health policies is increasing.... The pharmaceutical reasoning is
not less relevant: compulsory licensing measures make investments in
drug research and production unattractive."
4. "Without Chirac, The Farewell To The Gaullist Style"
Center-right O Estado de S. Paulo's Paris correspondent Giles
Lapouge wrote (5/6): "French politics will be freed from the
Gaullist style. Most foreigners are pleased, especially the US....
Chirac's anti-Americanism is real, but it is not explained by the
Cold War. It descends directly from De Gaulle, whose visceral
anti-Americanism was born during WW II.... Roosevelt detested him
and wanted to make France a secondary nation under tutelage after
the liberation. [But] it was mainly in the war in Iraq that Chirac's
hostility with the US emerged.... The US has placed its hopes on

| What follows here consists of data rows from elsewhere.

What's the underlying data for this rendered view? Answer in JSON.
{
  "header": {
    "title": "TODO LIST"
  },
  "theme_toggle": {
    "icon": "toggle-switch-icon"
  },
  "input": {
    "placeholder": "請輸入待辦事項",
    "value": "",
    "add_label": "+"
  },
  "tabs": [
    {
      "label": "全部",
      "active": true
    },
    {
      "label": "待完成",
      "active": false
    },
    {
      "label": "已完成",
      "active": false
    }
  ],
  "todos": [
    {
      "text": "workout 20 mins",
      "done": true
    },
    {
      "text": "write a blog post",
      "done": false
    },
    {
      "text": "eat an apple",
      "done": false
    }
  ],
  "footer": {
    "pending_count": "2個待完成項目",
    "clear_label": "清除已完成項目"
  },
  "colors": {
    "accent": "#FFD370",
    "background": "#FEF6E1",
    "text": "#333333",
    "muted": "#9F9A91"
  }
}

Sarkozy.... He will certainly not align with Bush in Iraq, but is
expected to adhere more to US diplomacy in the world, particularly
in the Middle East. Sarkozy opposes military action against Iran,
but he wants tougher sanctions against Tehran and Sudan (because of
Darfur), rejects the suspension of the arms embargo against
China and wants the US anti-missile shield to be debated with the